Whenever a line in the entries below contains the string "curve", copy that line.

Data extracted from a collection
--- START ---
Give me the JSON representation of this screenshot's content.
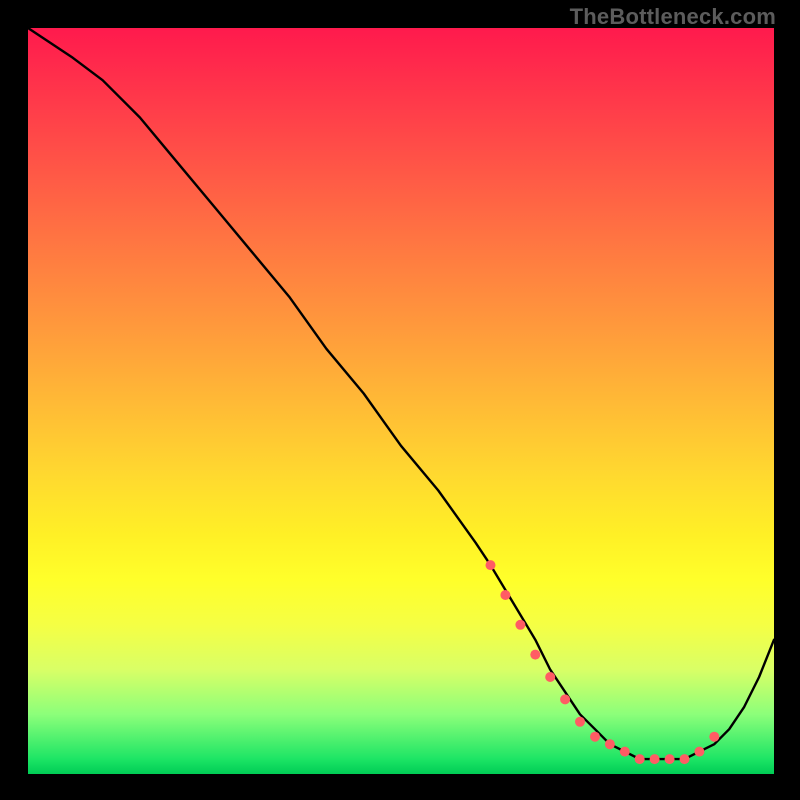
{
  "watermark": "TheBottleneck.com",
  "colors": {
    "frame": "#000000",
    "gradient_top": "#ff1a4d",
    "gradient_mid": "#ffff2a",
    "gradient_bottom": "#00cc55",
    "curve": "#000000",
    "marker_fill": "#ff5c64",
    "marker_stroke": "#ff5c64"
  },
  "chart_data": {
    "type": "line",
    "title": "",
    "xlabel": "",
    "ylabel": "",
    "xlim": [
      0,
      100
    ],
    "ylim": [
      0,
      100
    ],
    "grid": false,
    "legend": false,
    "series_name": "bottleneck-curve",
    "x": [
      0,
      3,
      6,
      10,
      15,
      20,
      25,
      30,
      35,
      40,
      45,
      50,
      55,
      60,
      62,
      65,
      68,
      70,
      72,
      74,
      76,
      78,
      80,
      82,
      84,
      86,
      88,
      90,
      92,
      94,
      96,
      98,
      100
    ],
    "y": [
      100,
      98,
      96,
      93,
      88,
      82,
      76,
      70,
      64,
      57,
      51,
      44,
      38,
      31,
      28,
      23,
      18,
      14,
      11,
      8,
      6,
      4,
      3,
      2,
      2,
      2,
      2,
      3,
      4,
      6,
      9,
      13,
      18
    ],
    "markers": {
      "comment": "highlighted marker cluster near the basin of the curve",
      "x": [
        62,
        64,
        66,
        68,
        70,
        72,
        74,
        76,
        78,
        80,
        82,
        84,
        86,
        88,
        90,
        92
      ],
      "y": [
        28,
        24,
        20,
        16,
        13,
        10,
        7,
        5,
        4,
        3,
        2,
        2,
        2,
        2,
        3,
        5
      ]
    }
  }
}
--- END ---
Response ->
    "curve": "#000000",
    "series_name": "bottleneck-curve",
      "comment": "highlighted marker cluster near the basin of the curve",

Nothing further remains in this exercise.